But despite much evidence that inequality is the defining educational issue of our day, the Obama team has largely chosen to skirt this thornier set of problems, focusing instead on teacher and student accountability — and improving test scores. The president’s selection of Chicago-area corporate reformer Arne Duncan as Secretary of Education was an early indication of how little educational equity would feature in the Obama administration; true to form, Duncan quickly shaped the expansions of NCLB to mirror those already in place in Chicago public schools, where growing funding inequality and an increasing achievement gap have followed fast on the heels of Duncan’s market-based reforms.
As education scholars Pauline Lipman and Nathan Haines explain, the Chicago system masterminded by Duncan created,
“…an accountability system that institutionalized a simplistic, one-size-fits-all practice of demarcating students, teachers, and schools into those deemed ‘failing’ or ‘successful’ and then meted out penalties without regard for inequities in resources, opportunities to learn, teacher’s ideologies, cultural disconnections in curriculum and instruction, social contexts of the school, or strengths children bring to the school setting.”
Duncan’s means of treating the dozens of schools deemed “failing” in Chicago under his watch was to shutter them, and to encourage charter schools to spring up in their place. But just as there is no real proof charter schools boost academic achievement, there is also little evidence that they ameliorate inequality — in fact, they may actually promote it. As Chandra Nerissa Larsen of Sonoma State University points out, Chicago charters now “serve 6-7% fewer low-income students, half as many limited-English-proficient students, and statistically significant fewer students with special needs than regular public neighborhood schools” – prime examples of how charters exclude students most likely to bring down scores and abandon them to increasingly underfunded traditional publics as resources are shifted to charters.
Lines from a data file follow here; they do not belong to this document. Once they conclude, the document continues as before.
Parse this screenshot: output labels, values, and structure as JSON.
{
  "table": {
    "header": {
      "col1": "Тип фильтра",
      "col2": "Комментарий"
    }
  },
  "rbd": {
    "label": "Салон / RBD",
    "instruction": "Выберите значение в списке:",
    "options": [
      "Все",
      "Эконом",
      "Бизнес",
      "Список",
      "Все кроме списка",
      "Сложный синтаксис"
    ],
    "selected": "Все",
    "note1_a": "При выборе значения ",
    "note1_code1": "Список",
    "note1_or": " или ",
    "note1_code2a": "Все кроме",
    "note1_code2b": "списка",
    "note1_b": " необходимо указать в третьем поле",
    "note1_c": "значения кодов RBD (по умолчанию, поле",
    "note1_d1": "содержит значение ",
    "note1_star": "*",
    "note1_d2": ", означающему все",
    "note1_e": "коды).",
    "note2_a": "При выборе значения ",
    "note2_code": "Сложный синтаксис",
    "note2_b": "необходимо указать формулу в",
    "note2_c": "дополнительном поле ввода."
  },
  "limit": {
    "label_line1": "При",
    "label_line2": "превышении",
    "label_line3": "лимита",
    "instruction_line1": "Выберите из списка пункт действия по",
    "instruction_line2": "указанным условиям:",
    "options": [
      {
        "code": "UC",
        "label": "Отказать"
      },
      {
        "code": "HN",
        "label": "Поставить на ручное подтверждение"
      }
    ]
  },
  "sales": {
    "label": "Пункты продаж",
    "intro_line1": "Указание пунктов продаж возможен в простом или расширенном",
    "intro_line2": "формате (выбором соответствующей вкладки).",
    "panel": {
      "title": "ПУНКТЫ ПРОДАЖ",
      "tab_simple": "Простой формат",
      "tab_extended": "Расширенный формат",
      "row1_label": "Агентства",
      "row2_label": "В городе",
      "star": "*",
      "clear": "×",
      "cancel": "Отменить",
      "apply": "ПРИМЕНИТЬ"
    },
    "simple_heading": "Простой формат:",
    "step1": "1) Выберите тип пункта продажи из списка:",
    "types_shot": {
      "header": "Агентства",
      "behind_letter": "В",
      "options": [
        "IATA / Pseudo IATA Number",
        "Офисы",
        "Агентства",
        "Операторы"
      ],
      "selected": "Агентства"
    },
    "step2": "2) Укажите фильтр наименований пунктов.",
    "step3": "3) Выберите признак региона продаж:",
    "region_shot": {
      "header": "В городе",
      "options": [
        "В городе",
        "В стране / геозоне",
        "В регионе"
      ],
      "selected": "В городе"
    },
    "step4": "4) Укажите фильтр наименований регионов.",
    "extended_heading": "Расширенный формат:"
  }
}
Though few politicians can find it within themselves to admit it, there is no doubt that without treating the equity issue, we will forever fall short of resolving the real problems plaguing our education system. Paul Thomas, associate professor of education at Furman University, writes, “If leaders and policy makers are willing to confront the evidence of social and educational inequity, this hope may lead to the changes promised by the current president now trapped in ‘no excuses’ reform commitments that offer no hope or change.”
Educators alone simply cannot fix such entrenched social problems. But they might make better progress with equitable school funding to ensure that schools needing the most help get more money. Unfortunately, President Obama’s corporate reform measures do just the opposite.
It is widely understood that unfettered capitalist economic policies led to the financial collapse of 2008; we should not be surprised that they are also disastrous when applied to public goods like education. Without a renewed investment in the pro-equity educational tradition in America that spans from John Dewey to bell hooks, poor children and poor schools will continue to be left behind by the US education system. And our whole nation may pay the price.